In the 6th Century AD, Emperor Justinian undertook the noble enterprise of saving, in writing, all the laws of ancient Rome. His famous “Code” includes the Roman definition of justice: ”the constant and perpetual will to render every man his due”.

Since it is rare for any earthly “will” to be constant, let alone perpetual, Justinian clearly refers to will of a different order, which unstable human institutions seek merely to emulate.

Being rendered one’s “due”, whether by human or divine agency, is the working of natural law. It applies to reward and retribution alike, enforces accountability and there is no escape.

In an earlier article I noted that successive phases of commercial life are hallmarked by defining terms such as “compliance”, “governance” or “sustainability”, and once the word is lodged in public consciousness, nothing will shift it. But it always arrives too late, the damage having been done.

Today’s emblematic expression is “risk management”, a concept that has always been implicit in commercial life but lacked the celebrity status it enjoys today. But again, it’s too late. The horses have bolted.

Theory and practice

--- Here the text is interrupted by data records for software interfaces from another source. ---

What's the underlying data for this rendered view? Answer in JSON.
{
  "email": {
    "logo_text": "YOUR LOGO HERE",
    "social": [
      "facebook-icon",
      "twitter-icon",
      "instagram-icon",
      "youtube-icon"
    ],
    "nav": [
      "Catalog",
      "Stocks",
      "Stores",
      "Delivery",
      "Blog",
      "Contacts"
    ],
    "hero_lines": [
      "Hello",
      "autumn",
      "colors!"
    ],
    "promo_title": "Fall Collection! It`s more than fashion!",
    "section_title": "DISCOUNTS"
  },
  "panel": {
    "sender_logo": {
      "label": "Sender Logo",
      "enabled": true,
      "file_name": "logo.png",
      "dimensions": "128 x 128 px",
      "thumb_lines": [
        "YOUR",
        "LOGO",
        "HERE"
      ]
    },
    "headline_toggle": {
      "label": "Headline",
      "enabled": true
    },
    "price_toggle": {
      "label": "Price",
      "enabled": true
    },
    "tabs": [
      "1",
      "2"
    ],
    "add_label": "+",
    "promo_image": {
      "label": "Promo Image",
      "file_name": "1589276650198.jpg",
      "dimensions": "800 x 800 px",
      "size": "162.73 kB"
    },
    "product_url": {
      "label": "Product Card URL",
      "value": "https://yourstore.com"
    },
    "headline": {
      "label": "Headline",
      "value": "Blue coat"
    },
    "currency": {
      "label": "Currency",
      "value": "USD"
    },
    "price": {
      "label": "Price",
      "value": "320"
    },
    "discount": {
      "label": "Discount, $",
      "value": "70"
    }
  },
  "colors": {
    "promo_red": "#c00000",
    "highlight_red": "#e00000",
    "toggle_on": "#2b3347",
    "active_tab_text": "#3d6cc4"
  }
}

We are told, for example, by Jean-Claude Trichet of the European Central Bank (ECB) that allowing Greece to default on its bonds would bring down the banks holding those bonds. But just take a step back. All those banks, including the ECB itself (whose charter forbids it to take on bad debts), were replete with “risk committees” whose primary duty was to vet proposals – in advance of lending.

a third of Greek incomes are generated in the “underground” economy

Those committees knew full well that a third of Greek incomes are generated in the “underground” economy; that tax evasion is rife at every level, businesses and even professionals treating payment of taxes as a voluntary activity; that bribery and corruption represent an essential life-support system; and that each major political party is beholden for its survival to powerful trade unions.  The sort of borrower you would be happy to lend your own money to? Never mind risk, where’s the governance?

And as for that dreaded Greek “default”: by any normal reckoning it has already happened. Even as a student I learnt that if a debtor gives notice to any creditor that he will have to suspend repayment of his debt, that notice itself can amount to an act of bankruptcy. So who’s kidding whom?

A predictable Nemesis

As Justinian would say, justice demands that the Greeks be rendered their due – and asking the ECB to conjure up still more fake money can only make it worse. Even Mervyn King, our own cautious central banker, publicly warned that pumping more “emergency funds” into Greece will resolve nothing, because the problem is not liquidity. It’s solvency. In a word – they’re bust, and the latest self-flagellation vote by their parliament will change nothing. Those who wilfully fudged the rules when inviting Greece to cheat its way into the euro-club are likewise receiving a generous dose of justice.

If those risk committees had done what they were paid to do, and said “no” to Greek offerings, Greek debts would have been lower because its thriftless state sector would not have been able to borrow its way out of deficit. Its government and people would have been compelled, far earlier, to face the consequences of dissipation that now afflict them with a vengeance.

As ever, the problem is double standards. Take our new “Bribery Act”: its stringency is unprecedented, and there will be prosecutions. Acquiescence in the passing of a trifling inducement, or failure to institute a sufficiently rigorous vetting procedure, will be potential criminal offences. Yet our legislators are still smarting from the indignity of having to account for their own “expenses”. Will they uphold the Act’s standard of moral purity when ritually doling out loans and aid to some of the world’s most repressive regimes, and trace where the money is actually going?

Or leave it to justice?